But this dynamic marks every song on the album, which comes across less like a philosophical treatise and more like a series of intimate “situations,” each of which, with its everyday fear and anxiety, produces its own momentary “support.” “Is That Enough” addresses feelings of inadequacy with 1950s Frankie Avalon string schmaltz and a little country twang. “Paddle Forward” confronts the fear of risk with bursts of classic indie feedback that feel as fresh as the salt sea spray — “Hang on tight/ The water’s fine.” “I’ll Be Around” tackles blindness and doubt with gently fingerpicked psych-folk and a gorgeous Mellotron hum (the song features a “kaleidoscope girl in the doorway” and a mysterious raga solo at the end). Throughout the album, big existential questions meet with little sonic solutions, but its philosophical framework breathes new life and urgency into these well-used forms. Spiked with doubt and fear, cheap pop has rarely ever sounded so necessary, so dire. In fact, here, 30 years on, the album seems to shed light on the group’s entire output, making even those early easy toss-offs seem like the stuff of existential grace.
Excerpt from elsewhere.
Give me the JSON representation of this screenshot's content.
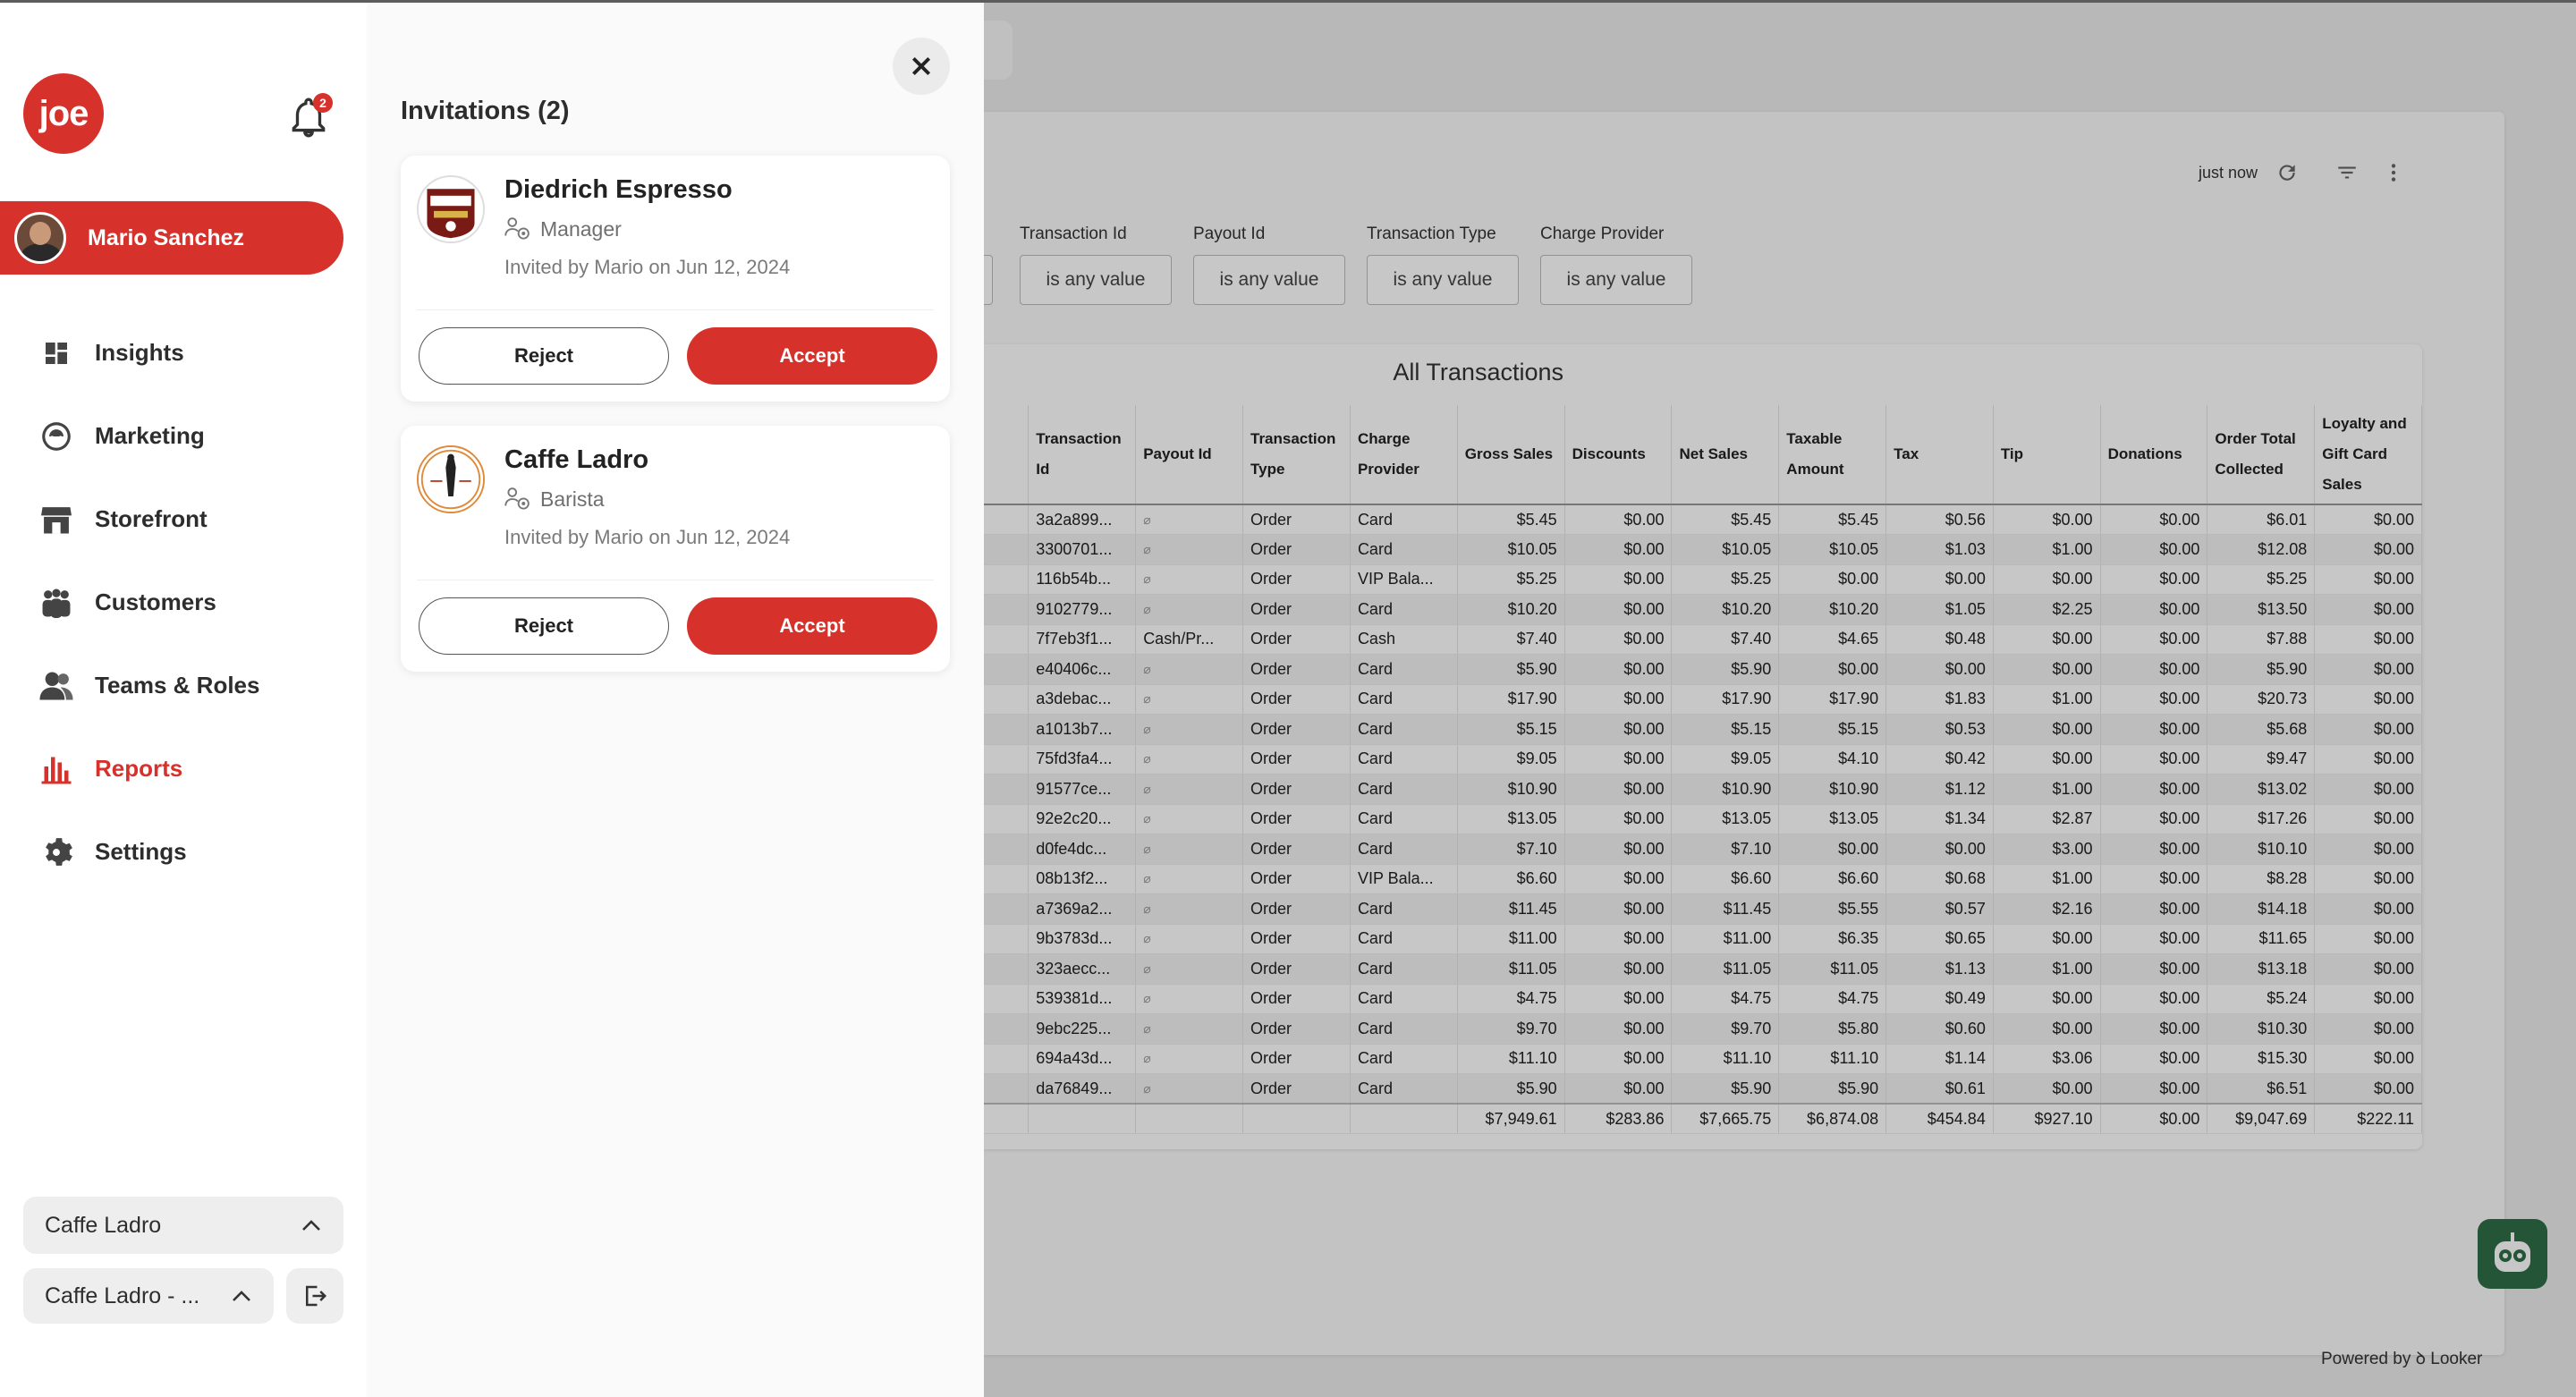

Given these years, perhaps, it’s easy to imagine that these breakthroughs and affirmations emerge only from the romance shared by Ira and Georgia. These are all essentially love songs, but each one fleshes out its clichés with what seems to be a hard-won and deeply felt sense of faith. I’m most amazed, though, by the generosity with which this tenderness is extended to the listener; these songs each pull the old soul trick of blurring lover and listener, and in this, they greatly widen their circle of wonder and warmth. On “Cornelia and Jane,” the best of the bunch, Georgia sings to a troubled, unreachable child, but the refrain, with its breathy rise up the scale, seems to shed its care on the listener, too: “How can we care for you?/ How can we hold on to you?” It’s a sad and wonderful and utterly devastating moment. In the next song, a hushed little ode to rainy-day apathy, Ira asks, “What are you going to do?” and then, in the next, with its jaunty strum, he wonders, “Maybe that’s okay, if we’re not so strong.” Here, with these humdrum hymns, the rushed listener might think that the album bottoms out, falling into a low, depressive register, but each of these questions is offered up earnestly, with genuine interest and regard. Together, they perform a kind of musical therapy, demonstrating exactly what it means to care and what it means to be cared for. And then the last track, “Before We Run,” with its magisterial orchestral arrangement — proud horns and eager strings — returns to affirm it all. There’s a power in this music to carry the listener “beyond mistrust” to a place where people say what they mean and keep their promises. And there’s a power in this band to persist, still, nearly 30 years later, and probably to persist too in our ears long after they fade for good.